In 1979, California abolished its sterilization law after 70 years.
More than 20,000 people of various races and ethnicities were sterilized during this time.
For Rosa ends with archival footage of Dolores Madrigal and Antonia Hernández announcing the lawsuit. Nevertheless, its timely release is indicative of the continual demands for justice today.
Now more than ever we must remember the narratives of the Madrigal Ten, and other Black and Brown activists who continue to pave the way for change.
“My hope is that For Rosa humanizes the women so that whatever culture or race or gender you are, you can empathize with the women as human beings,” Boyd-Batstone said.
“My hope is that every person who watches understands that these Latina women are deserving of respect.”
Para Rosa (For Rosa) is available to stream on HBO Max.
Look out Bad Bunny. There’s another breed of bunny in town that’s taking the internet by storm. A college student in Mexico recently went viral for the oddest thing. He has genetically engineered a strain of rabbits to be the largest in the world.
21-year-old Kiro Yakin has become a viral sensation after internet users have seen him with pictures of the giant bunnies he genetically engineered.
Yakin, a student at the Benemérita Universidad Autónoma de Puebla on the Xicotepec campus, is studying veterinary and animal husbandry. He began his experimentation by breeding two unique rabbit types together. The Flemish Giant rabbit and other, longer-eared bunnies that Yakin happened to notice. As a result, his monster-bunny was born.
According to Yakin, his experimental bunnies grow up to 22 pounds Flemish Giant, while the average Flemish giant weighs 15 pounds.
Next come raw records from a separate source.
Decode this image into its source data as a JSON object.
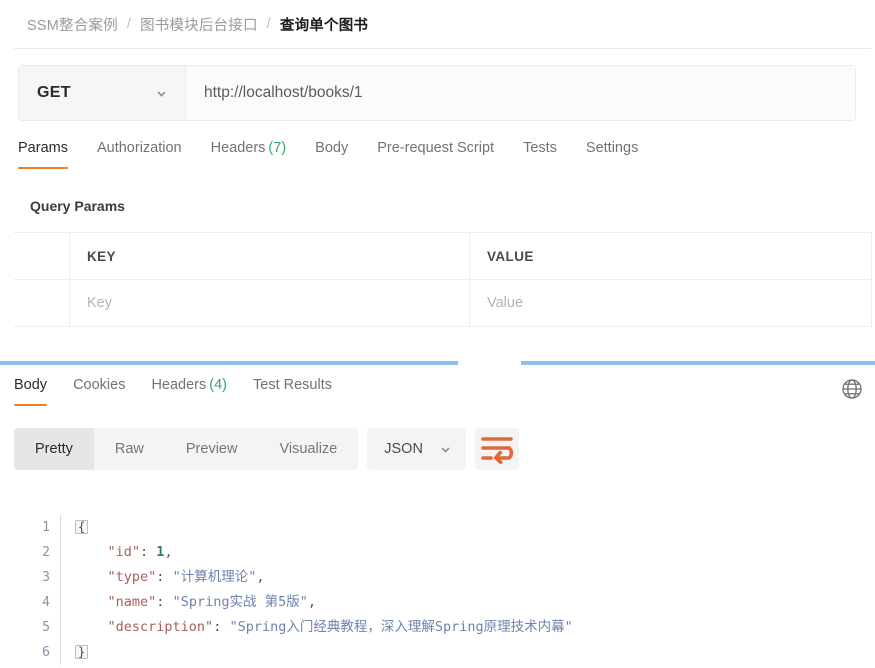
{
  "breadcrumb": {
    "items": [
      "SSM整合案例",
      "图书模块后台接口",
      "查询单个图书"
    ],
    "separator": "/"
  },
  "request": {
    "method": "GET",
    "url": "http://localhost/books/1",
    "tabs": [
      {
        "label": "Params",
        "active": true,
        "count": ""
      },
      {
        "label": "Authorization",
        "active": false,
        "count": ""
      },
      {
        "label": "Headers",
        "active": false,
        "count": "(7)"
      },
      {
        "label": "Body",
        "active": false,
        "count": ""
      },
      {
        "label": "Pre-request Script",
        "active": false,
        "count": ""
      },
      {
        "label": "Tests",
        "active": false,
        "count": ""
      },
      {
        "label": "Settings",
        "active": false,
        "count": ""
      }
    ],
    "query_params": {
      "title": "Query Params",
      "headers": {
        "key": "KEY",
        "value": "VALUE"
      },
      "placeholder_row": {
        "key": "Key",
        "value": "Value"
      }
    }
  },
  "response": {
    "tabs": [
      {
        "label": "Body",
        "active": true,
        "count": ""
      },
      {
        "label": "Cookies",
        "active": false,
        "count": ""
      },
      {
        "label": "Headers",
        "active": false,
        "count": "(4)"
      },
      {
        "label": "Test Results",
        "active": false,
        "count": ""
      }
    ],
    "view_modes": [
      {
        "label": "Pretty",
        "active": true
      },
      {
        "label": "Raw",
        "active": false
      },
      {
        "label": "Preview",
        "active": false
      },
      {
        "label": "Visualize",
        "active": false
      }
    ],
    "format": "JSON",
    "body_lines": [
      {
        "n": "1",
        "fold": "{",
        "indent": "",
        "content": ""
      },
      {
        "n": "2",
        "fold": "",
        "indent": "    ",
        "key": "\"id\"",
        "sep": ": ",
        "num": "1",
        "tail": ","
      },
      {
        "n": "3",
        "fold": "",
        "indent": "    ",
        "key": "\"type\"",
        "sep": ": ",
        "str": "\"计算机理论\"",
        "tail": ","
      },
      {
        "n": "4",
        "fold": "",
        "indent": "    ",
        "key": "\"name\"",
        "sep": ": ",
        "str": "\"Spring实战 第5版\"",
        "tail": ","
      },
      {
        "n": "5",
        "fold": "",
        "indent": "    ",
        "key": "\"description\"",
        "sep": ": ",
        "str": "\"Spring入门经典教程，深入理解Spring原理技术内幕\"",
        "tail": ""
      },
      {
        "n": "6",
        "fold": "}",
        "indent": "",
        "content": ""
      }
    ]
  },
  "colors": {
    "accent_orange": "#ef7c29",
    "count_green": "#3aa56a",
    "splitter_blue": "#91bfe8",
    "json_key": "#a8615a",
    "json_string": "#6f82ad",
    "json_number": "#2f7a72"
  }
}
But make no mistake, Yakin’s bunny experiment was no accident. “It takes an average of 3 to 4 years to reproduce this giant species,” he told Sintesis.
Yakin’s ultimate goal is to breed a rabbit that can grow up to 30 pounds. “I am currently studying genetics to see how to grow this breed of giant rabbits more,” he said.
Yakin, who has had a soft spot for rabbits since he was a child (pun intended), now cares for a whopping fifty giant rabbits out of his parents’ home.
Luckily, his parents are supportive enough of his dream that they support their son (and his bunnies) financially. “I have the financial support and support of my parents to buy food a week for all 50 giant rabbits,” Yakin told Sintesis.
But he also admitted his project has a long way to go. “So far I have not set aside the time or budget that is required to start the project more seriously,” he said.
The only thing that’s preventing Yakin from committing all his time and energy to creating even bigger bunnies is–what else?–money.
Although he already submitted a proposal to his university to try and expand his research, as of now, he is self-financed. However, Yakin makes a bit of extra cash by selling the giant bunnies to private customers.
His ultimate goal though, is to open up a large, professional farm where he can breed and cross-breed his bunnies to his heart’s content.